Source information |
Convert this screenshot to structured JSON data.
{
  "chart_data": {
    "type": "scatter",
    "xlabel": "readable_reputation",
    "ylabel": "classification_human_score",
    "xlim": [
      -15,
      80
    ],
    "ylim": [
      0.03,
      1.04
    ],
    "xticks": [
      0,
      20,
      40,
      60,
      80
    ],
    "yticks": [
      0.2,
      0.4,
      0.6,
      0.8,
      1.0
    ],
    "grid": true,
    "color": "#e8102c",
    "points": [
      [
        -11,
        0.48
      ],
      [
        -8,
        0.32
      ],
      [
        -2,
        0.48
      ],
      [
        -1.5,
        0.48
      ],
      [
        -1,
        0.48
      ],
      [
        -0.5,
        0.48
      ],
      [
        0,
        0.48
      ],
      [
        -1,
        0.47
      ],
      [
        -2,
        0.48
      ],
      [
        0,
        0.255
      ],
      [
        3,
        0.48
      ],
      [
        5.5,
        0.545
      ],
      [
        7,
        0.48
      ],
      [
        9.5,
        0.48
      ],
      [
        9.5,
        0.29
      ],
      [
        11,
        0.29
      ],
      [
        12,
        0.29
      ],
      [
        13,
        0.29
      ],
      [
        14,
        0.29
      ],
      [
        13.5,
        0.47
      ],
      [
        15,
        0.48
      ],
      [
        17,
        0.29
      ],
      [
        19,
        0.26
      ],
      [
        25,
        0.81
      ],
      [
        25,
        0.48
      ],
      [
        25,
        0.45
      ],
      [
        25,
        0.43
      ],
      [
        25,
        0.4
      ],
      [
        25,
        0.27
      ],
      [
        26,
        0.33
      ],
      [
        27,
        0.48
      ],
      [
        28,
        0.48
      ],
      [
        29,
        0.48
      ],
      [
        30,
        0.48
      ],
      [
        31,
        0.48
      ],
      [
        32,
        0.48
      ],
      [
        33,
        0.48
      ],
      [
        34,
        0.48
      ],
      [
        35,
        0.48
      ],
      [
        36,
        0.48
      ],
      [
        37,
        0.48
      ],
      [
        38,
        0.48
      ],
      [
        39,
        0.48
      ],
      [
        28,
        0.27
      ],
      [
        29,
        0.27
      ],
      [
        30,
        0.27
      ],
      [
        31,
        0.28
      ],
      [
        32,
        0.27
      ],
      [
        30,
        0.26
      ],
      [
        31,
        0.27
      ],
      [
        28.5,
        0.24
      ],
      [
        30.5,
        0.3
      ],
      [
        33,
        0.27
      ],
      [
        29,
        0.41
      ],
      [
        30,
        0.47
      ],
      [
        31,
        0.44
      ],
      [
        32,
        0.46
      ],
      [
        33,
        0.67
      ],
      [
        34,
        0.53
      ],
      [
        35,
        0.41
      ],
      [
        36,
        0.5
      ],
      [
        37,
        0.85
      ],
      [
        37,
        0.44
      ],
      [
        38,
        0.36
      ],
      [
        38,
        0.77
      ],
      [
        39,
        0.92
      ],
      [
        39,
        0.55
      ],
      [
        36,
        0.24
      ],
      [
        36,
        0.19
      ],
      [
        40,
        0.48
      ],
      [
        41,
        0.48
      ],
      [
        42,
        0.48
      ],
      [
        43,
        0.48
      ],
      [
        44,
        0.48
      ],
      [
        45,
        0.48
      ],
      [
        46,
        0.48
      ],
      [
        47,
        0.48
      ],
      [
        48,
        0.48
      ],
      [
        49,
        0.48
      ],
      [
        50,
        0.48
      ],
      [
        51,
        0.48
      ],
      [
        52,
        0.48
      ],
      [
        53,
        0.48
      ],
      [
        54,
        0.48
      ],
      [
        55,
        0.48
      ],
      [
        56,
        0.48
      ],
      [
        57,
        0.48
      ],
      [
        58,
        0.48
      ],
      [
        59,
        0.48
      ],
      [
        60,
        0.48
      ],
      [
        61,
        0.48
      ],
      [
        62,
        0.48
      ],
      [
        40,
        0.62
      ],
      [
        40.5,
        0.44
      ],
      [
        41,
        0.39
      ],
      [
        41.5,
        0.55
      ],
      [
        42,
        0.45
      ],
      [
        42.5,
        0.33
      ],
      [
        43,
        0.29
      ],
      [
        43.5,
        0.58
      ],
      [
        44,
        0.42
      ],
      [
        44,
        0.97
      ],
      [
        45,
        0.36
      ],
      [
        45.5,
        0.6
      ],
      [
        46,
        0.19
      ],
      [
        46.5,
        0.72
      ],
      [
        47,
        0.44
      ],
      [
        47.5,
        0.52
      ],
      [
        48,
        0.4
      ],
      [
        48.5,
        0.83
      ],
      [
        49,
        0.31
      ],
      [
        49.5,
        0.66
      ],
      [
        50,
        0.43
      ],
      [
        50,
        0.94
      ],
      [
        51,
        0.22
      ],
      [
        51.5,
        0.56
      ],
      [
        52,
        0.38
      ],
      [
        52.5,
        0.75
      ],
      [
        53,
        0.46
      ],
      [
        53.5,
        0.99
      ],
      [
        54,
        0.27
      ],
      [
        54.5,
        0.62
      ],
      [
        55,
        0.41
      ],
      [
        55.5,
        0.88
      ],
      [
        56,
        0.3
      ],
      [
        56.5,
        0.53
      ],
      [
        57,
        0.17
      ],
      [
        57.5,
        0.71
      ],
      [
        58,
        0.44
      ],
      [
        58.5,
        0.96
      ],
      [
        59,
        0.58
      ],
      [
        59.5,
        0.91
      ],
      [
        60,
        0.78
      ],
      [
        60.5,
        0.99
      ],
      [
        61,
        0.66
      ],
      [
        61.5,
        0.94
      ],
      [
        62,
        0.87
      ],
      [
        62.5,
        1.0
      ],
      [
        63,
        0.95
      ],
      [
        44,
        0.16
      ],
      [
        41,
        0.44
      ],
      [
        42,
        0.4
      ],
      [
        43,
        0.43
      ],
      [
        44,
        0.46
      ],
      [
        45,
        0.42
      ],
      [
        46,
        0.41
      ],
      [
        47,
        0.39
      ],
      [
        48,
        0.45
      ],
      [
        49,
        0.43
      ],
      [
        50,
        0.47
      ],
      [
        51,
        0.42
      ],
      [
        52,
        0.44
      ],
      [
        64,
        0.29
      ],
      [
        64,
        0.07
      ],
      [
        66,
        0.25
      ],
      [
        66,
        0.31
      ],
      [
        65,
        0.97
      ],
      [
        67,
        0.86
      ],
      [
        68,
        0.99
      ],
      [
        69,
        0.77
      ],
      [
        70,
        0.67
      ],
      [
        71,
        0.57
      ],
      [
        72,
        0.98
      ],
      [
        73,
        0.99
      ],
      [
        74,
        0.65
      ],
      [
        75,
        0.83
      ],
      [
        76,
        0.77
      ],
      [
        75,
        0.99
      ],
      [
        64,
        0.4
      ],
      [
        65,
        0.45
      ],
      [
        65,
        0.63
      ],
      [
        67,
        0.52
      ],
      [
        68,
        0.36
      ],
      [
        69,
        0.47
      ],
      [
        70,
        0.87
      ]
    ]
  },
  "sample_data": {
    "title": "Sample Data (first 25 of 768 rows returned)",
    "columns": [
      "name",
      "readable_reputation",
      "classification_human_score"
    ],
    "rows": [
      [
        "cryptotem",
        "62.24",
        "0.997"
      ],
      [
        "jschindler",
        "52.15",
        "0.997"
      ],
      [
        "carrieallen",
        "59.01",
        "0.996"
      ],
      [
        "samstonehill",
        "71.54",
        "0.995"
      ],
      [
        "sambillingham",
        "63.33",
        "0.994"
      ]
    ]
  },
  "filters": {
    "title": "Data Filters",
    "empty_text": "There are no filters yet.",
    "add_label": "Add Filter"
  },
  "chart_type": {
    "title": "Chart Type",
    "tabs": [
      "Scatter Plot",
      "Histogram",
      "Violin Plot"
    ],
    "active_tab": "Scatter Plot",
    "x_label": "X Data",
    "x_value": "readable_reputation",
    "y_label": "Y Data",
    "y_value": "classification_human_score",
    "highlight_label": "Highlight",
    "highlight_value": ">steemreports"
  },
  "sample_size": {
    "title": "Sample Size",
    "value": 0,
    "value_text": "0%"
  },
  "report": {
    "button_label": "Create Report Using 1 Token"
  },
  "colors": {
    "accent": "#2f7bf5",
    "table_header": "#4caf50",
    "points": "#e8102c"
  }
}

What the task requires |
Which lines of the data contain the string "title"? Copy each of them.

Answer box |
    "title": "Sample Data (first 25 of 768 rows returned)",
    "title": "Data Filters",
    "title": "Chart Type",
    "title": "Sample Size",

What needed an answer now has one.